# Directions for this task
Every entry should be reproduced word for word.

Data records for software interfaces
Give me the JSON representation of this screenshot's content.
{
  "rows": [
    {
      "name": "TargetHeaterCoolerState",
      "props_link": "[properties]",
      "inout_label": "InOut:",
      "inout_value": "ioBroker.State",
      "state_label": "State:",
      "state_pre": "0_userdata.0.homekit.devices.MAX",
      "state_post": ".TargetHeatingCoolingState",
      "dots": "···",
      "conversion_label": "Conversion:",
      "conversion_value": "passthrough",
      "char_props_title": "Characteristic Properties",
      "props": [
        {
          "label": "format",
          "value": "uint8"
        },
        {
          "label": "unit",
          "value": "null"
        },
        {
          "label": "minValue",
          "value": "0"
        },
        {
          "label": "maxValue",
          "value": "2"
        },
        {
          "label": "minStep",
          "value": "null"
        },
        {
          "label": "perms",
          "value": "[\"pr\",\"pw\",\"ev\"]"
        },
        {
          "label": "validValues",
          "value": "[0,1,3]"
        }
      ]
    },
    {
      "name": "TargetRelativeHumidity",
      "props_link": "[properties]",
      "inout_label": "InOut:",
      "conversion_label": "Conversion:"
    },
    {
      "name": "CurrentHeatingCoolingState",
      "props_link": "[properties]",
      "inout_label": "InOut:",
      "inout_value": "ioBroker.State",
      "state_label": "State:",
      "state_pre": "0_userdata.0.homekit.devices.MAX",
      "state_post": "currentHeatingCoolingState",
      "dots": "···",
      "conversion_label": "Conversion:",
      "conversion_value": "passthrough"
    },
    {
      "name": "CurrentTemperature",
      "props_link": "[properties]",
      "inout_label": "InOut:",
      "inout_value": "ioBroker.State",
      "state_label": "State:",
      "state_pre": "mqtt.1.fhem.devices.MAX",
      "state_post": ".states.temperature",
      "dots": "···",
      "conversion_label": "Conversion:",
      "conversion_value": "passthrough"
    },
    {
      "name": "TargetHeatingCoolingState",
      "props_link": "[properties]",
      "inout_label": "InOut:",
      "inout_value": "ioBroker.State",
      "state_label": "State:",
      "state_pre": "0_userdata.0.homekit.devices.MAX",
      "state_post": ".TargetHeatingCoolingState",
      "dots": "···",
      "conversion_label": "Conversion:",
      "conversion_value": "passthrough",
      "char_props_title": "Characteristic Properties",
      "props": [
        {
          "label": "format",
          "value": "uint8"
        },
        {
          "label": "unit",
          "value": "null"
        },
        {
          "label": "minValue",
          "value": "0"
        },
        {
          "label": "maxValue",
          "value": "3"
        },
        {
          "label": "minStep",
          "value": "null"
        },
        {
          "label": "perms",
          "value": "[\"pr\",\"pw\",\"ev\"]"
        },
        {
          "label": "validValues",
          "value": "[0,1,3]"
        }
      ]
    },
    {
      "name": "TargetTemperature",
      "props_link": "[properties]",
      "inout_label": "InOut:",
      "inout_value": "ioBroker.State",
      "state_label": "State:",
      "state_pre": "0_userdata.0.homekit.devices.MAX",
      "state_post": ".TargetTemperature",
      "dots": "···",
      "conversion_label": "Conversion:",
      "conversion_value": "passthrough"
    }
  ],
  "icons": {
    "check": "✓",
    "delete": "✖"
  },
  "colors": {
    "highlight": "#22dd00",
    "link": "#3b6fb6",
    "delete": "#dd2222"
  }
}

# Task result
Give me the JSON representation of this screenshot's content.
{
  "rows": [
    {
      "name": "TargetHeaterCoolerState",
      "props_link": "[properties]",
      "inout_label": "InOut:",
      "inout_value": "ioBroker.State",
      "state_label": "State:",
      "state_pre": "0_userdata.0.homekit.devices.MAX",
      "state_post": ".TargetHeatingCoolingState",
      "dots": "···",
      "conversion_label": "Conversion:",
      "conversion_value": "passthrough",
      "char_props_title": "Characteristic Properties",
      "props": [
        {
          "label": "format",
          "value": "uint8"
        },
        {
          "label": "unit",
          "value": "null"
        },
        {
          "label": "minValue",
          "value": "0"
        },
        {
          "label": "maxValue",
          "value": "2"
        },
        {
          "label": "minStep",
          "value": "null"
        },
        {
          "label": "perms",
          "value": "[\"pr\",\"pw\",\"ev\"]"
        },
        {
          "label": "validValues",
          "value": "[0,1,3]"
        }
      ]
    },
    {
      "name": "TargetRelativeHumidity",
      "props_link": "[properties]",
      "inout_label": "InOut:",
      "conversion_label": "Conversion:"
    },
    {
      "name": "CurrentHeatingCoolingState",
      "props_link": "[properties]",
      "inout_label": "InOut:",
      "inout_value": "ioBroker.State",
      "state_label": "State:",
      "state_pre": "0_userdata.0.homekit.devices.MAX",
      "state_post": "currentHeatingCoolingState",
      "dots": "···",
      "conversion_label": "Conversion:",
      "conversion_value": "passthrough"
    },
    {
      "name": "CurrentTemperature",
      "props_link": "[properties]",
      "inout_label": "InOut:",
      "inout_value": "ioBroker.State",
      "state_label": "State:",
      "state_pre": "mqtt.1.fhem.devices.MAX",
      "state_post": ".states.temperature",
      "dots": "···",
      "conversion_label": "Conversion:",
      "conversion_value": "passthrough"
    },
    {
      "name": "TargetHeatingCoolingState",
      "props_link": "[properties]",
      "inout_label": "InOut:",
      "inout_value": "ioBroker.State",
      "state_label": "State:",
      "state_pre": "0_userdata.0.homekit.devices.MAX",
      "state_post": ".TargetHeatingCoolingState",
      "dots": "···",
      "conversion_label": "Conversion:",
      "conversion_value": "passthrough",
      "char_props_title": "Characteristic Properties",
      "props": [
        {
          "label": "format",
          "value": "uint8"
        },
        {
          "label": "unit",
          "value": "null"
        },
        {
          "label": "minValue",
          "value": "0"
        },
        {
          "label": "maxValue",
          "value": "3"
        },
        {
          "label": "minStep",
          "value": "null"
        },
        {
          "label": "perms",
          "value": "[\"pr\",\"pw\",\"ev\"]"
        },
        {
          "label": "validValues",
          "value": "[0,1,3]"
        }
      ]
    },
    {
      "name": "TargetTemperature",
      "props_link": "[properties]",
      "inout_label": "InOut:",
      "inout_value": "ioBroker.State",
      "state_label": "State:",
      "state_pre": "0_userdata.0.homekit.devices.MAX",
      "state_post": ".TargetTemperature",
      "dots": "···",
      "conversion_label": "Conversion:",
      "conversion_value": "passthrough"
    }
  ],
  "icons": {
    "check": "✓",
    "delete": "✖"
  },
  "colors": {
    "highlight": "#22dd00",
    "link": "#3b6fb6",
    "delete": "#dd2222"
  }
}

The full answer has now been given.